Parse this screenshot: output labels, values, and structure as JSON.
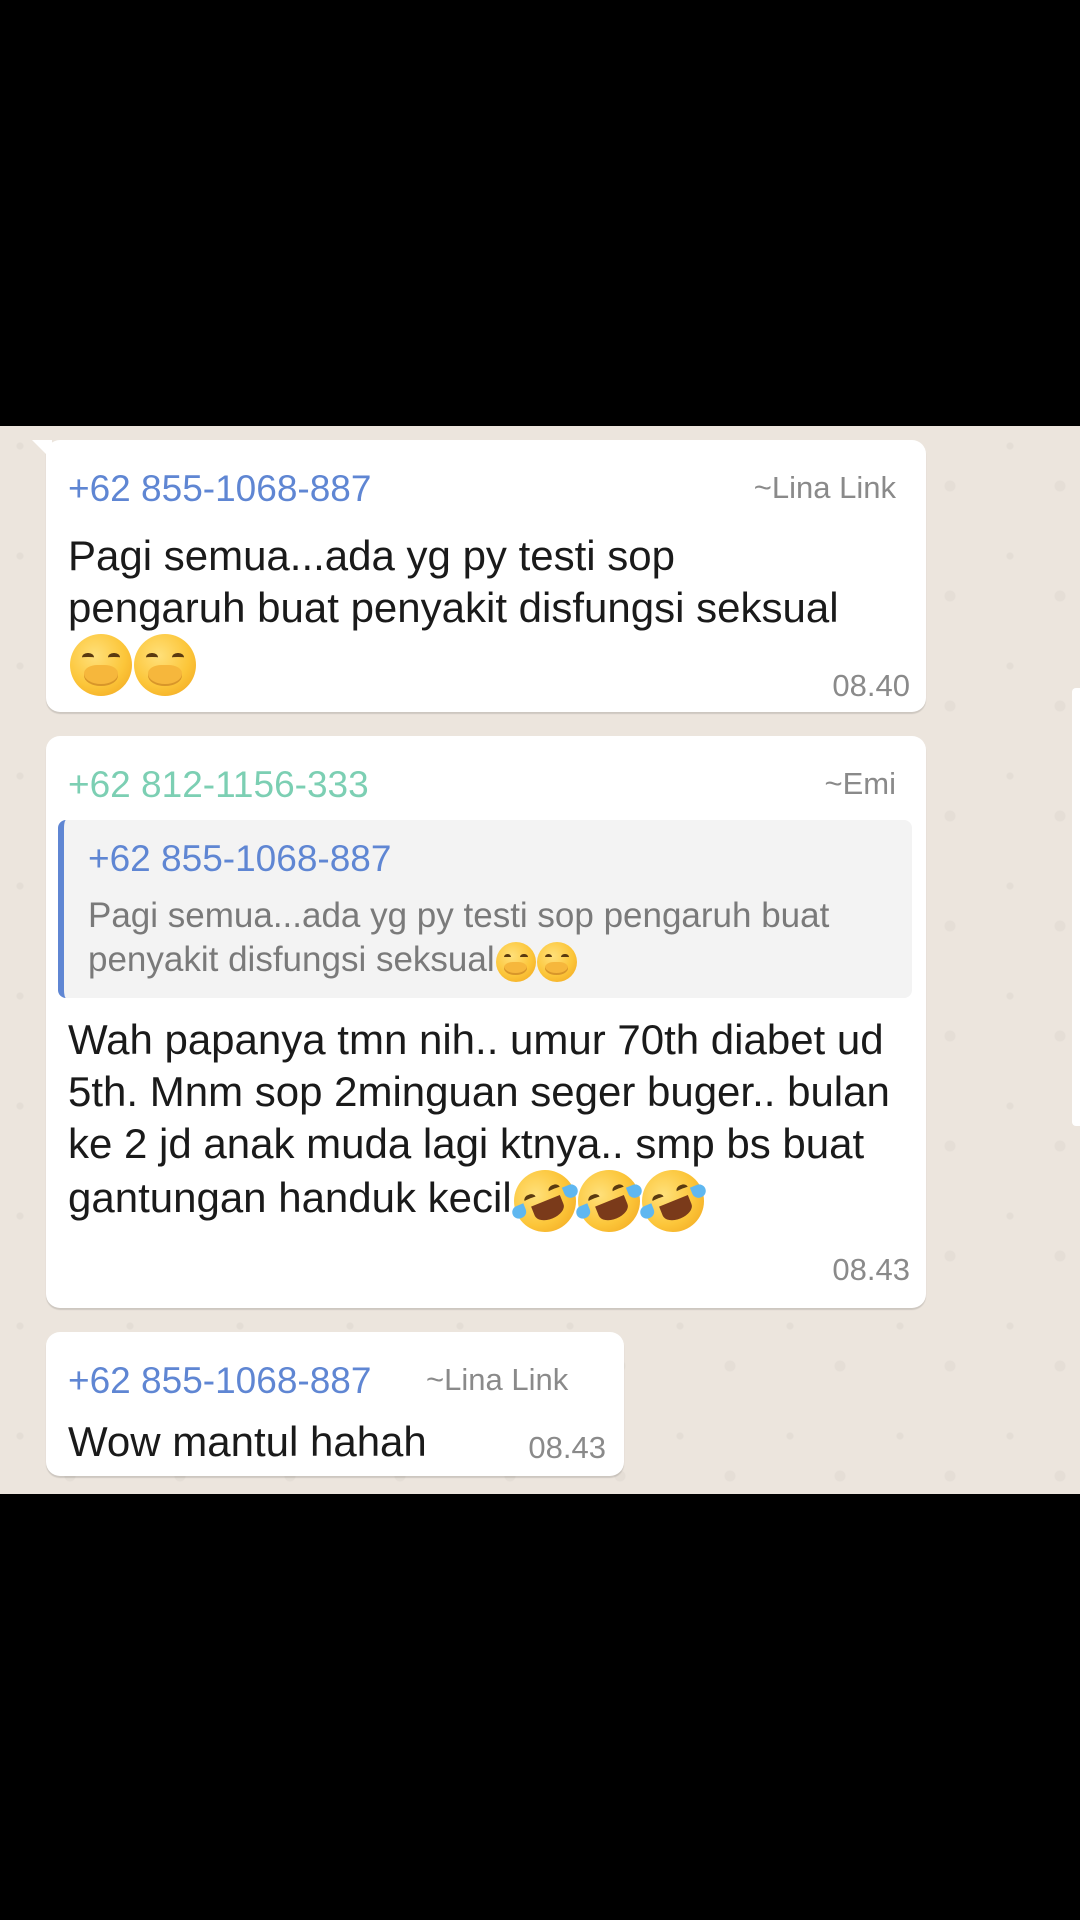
{
  "messages": [
    {
      "sender_phone": "+62 855-1068-887",
      "sender_name": "~Lina Link",
      "text": "Pagi semua...ada yg py testi sop pengaruh buat penyakit disfungsi seksual",
      "emojis": [
        "face-with-hand-over-mouth",
        "face-with-hand-over-mouth"
      ],
      "time": "08.40"
    },
    {
      "sender_phone": "+62 812-1156-333",
      "sender_name": "~Emi",
      "quoted": {
        "sender_phone": "+62 855-1068-887",
        "text": "Pagi semua...ada yg py testi sop pengaruh buat penyakit disfungsi seksual",
        "emojis": [
          "face-with-hand-over-mouth",
          "face-with-hand-over-mouth"
        ]
      },
      "text": "Wah papanya tmn nih.. umur 70th diabet ud 5th. Mnm sop 2minguan seger buger.. bulan ke 2 jd anak muda lagi ktnya.. smp bs buat gantungan handuk kecil",
      "emojis": [
        "rolling-on-the-floor-laughing",
        "rolling-on-the-floor-laughing",
        "rolling-on-the-floor-laughing"
      ],
      "time": "08.43"
    },
    {
      "sender_phone": "+62 855-1068-887",
      "sender_name": "~Lina Link",
      "text": "Wow mantul hahah",
      "time": "08.43"
    }
  ],
  "colors": {
    "chat_background": "#ece5dd",
    "bubble": "#ffffff",
    "sender_blue": "#5f86d3",
    "sender_teal": "#7ccfb3",
    "meta_grey": "#8a8a8a"
  }
}
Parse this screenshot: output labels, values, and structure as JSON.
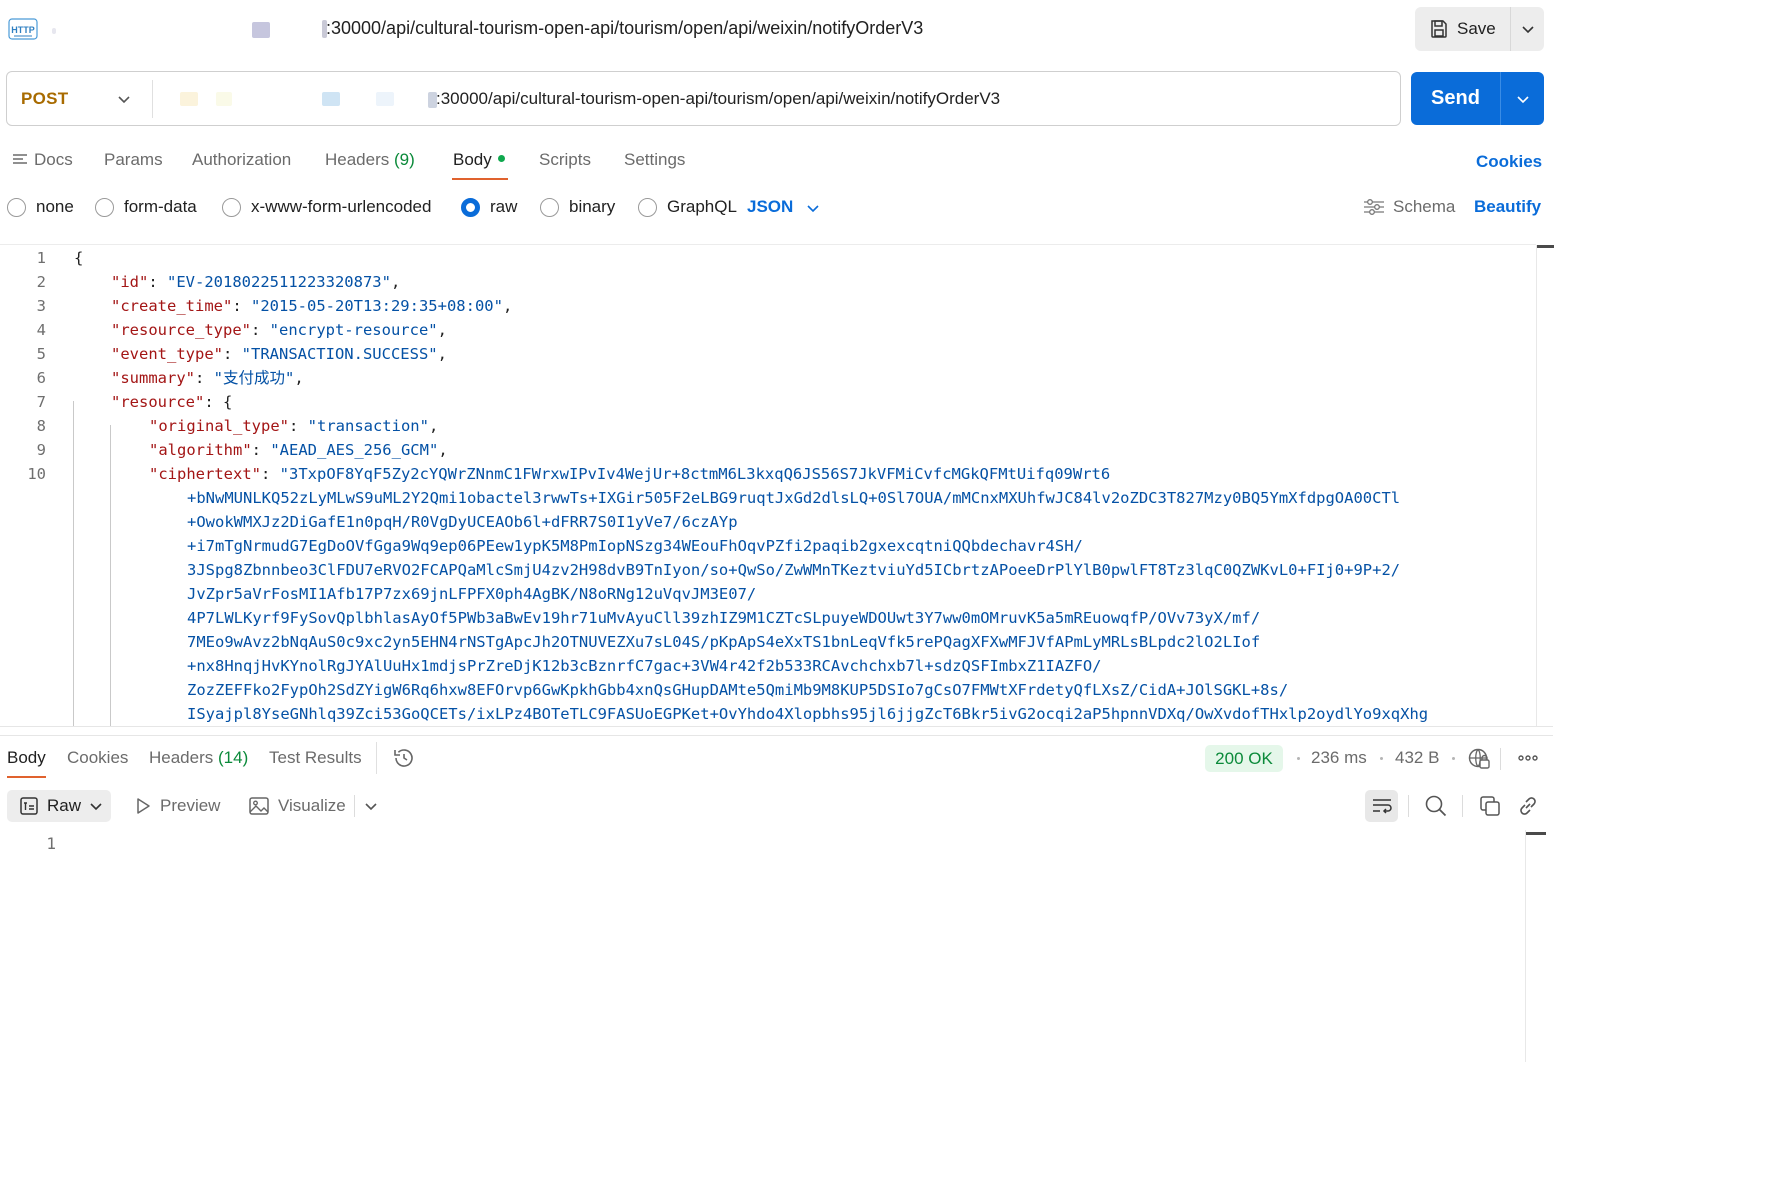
{
  "header": {
    "request_url": ":30000/api/cultural-tourism-open-api/tourism/open/api/weixin/notifyOrderV3",
    "http_icon_text": "HTTP",
    "save_label": "Save"
  },
  "request": {
    "method": "POST",
    "url": ":30000/api/cultural-tourism-open-api/tourism/open/api/weixin/notifyOrderV3",
    "send_label": "Send"
  },
  "request_tabs": {
    "docs": "Docs",
    "params": "Params",
    "authorization": "Authorization",
    "headers": "Headers",
    "headers_count": "(9)",
    "body": "Body",
    "scripts": "Scripts",
    "settings": "Settings",
    "cookies": "Cookies"
  },
  "body_types": {
    "none": "none",
    "form_data": "form-data",
    "urlencoded": "x-www-form-urlencoded",
    "raw": "raw",
    "binary": "binary",
    "graphql": "GraphQL",
    "selected": "raw",
    "format": "JSON",
    "schema": "Schema",
    "beautify": "Beautify"
  },
  "editor": {
    "line_numbers": [
      "1",
      "2",
      "3",
      "4",
      "5",
      "6",
      "7",
      "8",
      "9",
      "10"
    ],
    "line1": "{",
    "id_key": "\"id\"",
    "id_val": "\"EV-2018022511223320873\"",
    "create_time_key": "\"create_time\"",
    "create_time_val": "\"2015-05-20T13:29:35+08:00\"",
    "resource_type_key": "\"resource_type\"",
    "resource_type_val": "\"encrypt-resource\"",
    "event_type_key": "\"event_type\"",
    "event_type_val": "\"TRANSACTION.SUCCESS\"",
    "summary_key": "\"summary\"",
    "summary_val": "\"支付成功\"",
    "resource_key": "\"resource\"",
    "resource_open": "{",
    "original_type_key": "\"original_type\"",
    "original_type_val": "\"transaction\"",
    "algorithm_key": "\"algorithm\"",
    "algorithm_val": "\"AEAD_AES_256_GCM\"",
    "ciphertext_key": "\"ciphertext\"",
    "ciphertext_lines": [
      "\"3TxpOF8YqF5Zy2cYQWrZNnmC1FWrxwIPvIv4WejUr+8ctmM6L3kxqQ6JS56S7JkVFMiCvfcMGkQFMtUifq09Wrt6",
      "+bNwMUNLKQ52zLyMLwS9uML2Y2Qmi1obactel3rwwTs+IXGir505F2eLBG9ruqtJxGd2dlsLQ+0Sl7OUA/mMCnxMXUhfwJC84lv2oZDC3T827Mzy0BQ5YmXfdpgOA00CTl",
      "+OwokWMXJz2DiGafE1n0pqH/R0VgDyUCEAOb6l+dFRR7S0I1yVe7/6czAYp",
      "+i7mTgNrmudG7EgDoOVfGga9Wq9ep06PEew1ypK5M8PmIopNSzg34WEouFhOqvPZfi2paqib2gxexcqtniQQbdechavr4SH/",
      "3JSpg8Zbnnbeo3ClFDU7eRVO2FCAPQaMlcSmjU4zv2H98dvB9TnIyon/so+QwSo/ZwWMnTKeztviuYd5ICbrtzAPoeeDrPlYlB0pwlFT8Tz3lqC0QZWKvL0+FIj0+9P+2/",
      "JvZpr5aVrFosMI1Afb17P7zx69jnLFPFX0ph4AgBK/N8oRNg12uVqvJM3E07/",
      "4P7LWLKyrf9FySovQplbhlasAyOf5PWb3aBwEv19hr71uMvAyuCll39zhIZ9M1CZTcSLpuyeWDOUwt3Y7ww0mOMruvK5a5mREuowqfP/OVv73yX/mf/",
      "7MEo9wAvz2bNqAuS0c9xc2yn5EHN4rNSTgApcJh2OTNUVEZXu7sL04S/pKpApS4eXxTS1bnLeqVfk5rePQagXFXwMFJVfAPmLyMRLsBLpdc2lO2LIof",
      "+nx8HnqjHvKYnolRgJYAlUuHx1mdjsPrZreDjK12b3cBznrfC7gac+3VW4r42f2b533RCAvchchxb7l+sdzQSFImbxZ1IAZFO/",
      "ZozZEFFko2FypOh2SdZYigW6Rq6hxw8EFOrvp6GwKpkhGbb4xnQsGHupDAMte5QmiMb9M8KUP5DSIo7gCsO7FMWtXFrdetyQfLXsZ/CidA+JOlSGKL+8s/",
      "ISyajpl8YseGNhlq39Zci53GoQCETs/ixLPz4BOTeTLC9FASUoEGPKet+OvYhdo4Xlopbhs95jl6jjgZcT6Bkr5ivG2ocqi2aP5hpnnVDXq/OwXvdofTHxlp2oydlYo9xqXhg"
    ]
  },
  "response": {
    "tabs": {
      "body": "Body",
      "cookies": "Cookies",
      "headers": "Headers",
      "headers_count": "(14)",
      "test_results": "Test Results"
    },
    "status": "200 OK",
    "time": "236 ms",
    "size": "432 B",
    "view_mode": "Raw",
    "preview": "Preview",
    "visualize": "Visualize",
    "line_numbers": [
      "1"
    ]
  },
  "colors": {
    "accent": "#0a6cd9",
    "method": "#a86b00",
    "json_key": "#a31515",
    "json_string": "#0451a5",
    "status_ok": "#0b8a3a",
    "tab_underline": "#e0622e"
  },
  "icons": {
    "http": "http-icon",
    "save": "floppy-disk-icon",
    "docs": "docs-lines-icon",
    "schema": "sliders-icon",
    "history": "history-icon",
    "network": "globe-lock-icon",
    "more": "more-dots-icon",
    "raw": "raw-text-icon",
    "preview": "play-icon",
    "visualize": "image-icon",
    "wrap": "word-wrap-icon",
    "search": "search-icon",
    "copy": "copy-icon",
    "link": "link-icon"
  }
}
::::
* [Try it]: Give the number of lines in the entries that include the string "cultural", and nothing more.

* [Exercise solution]: 2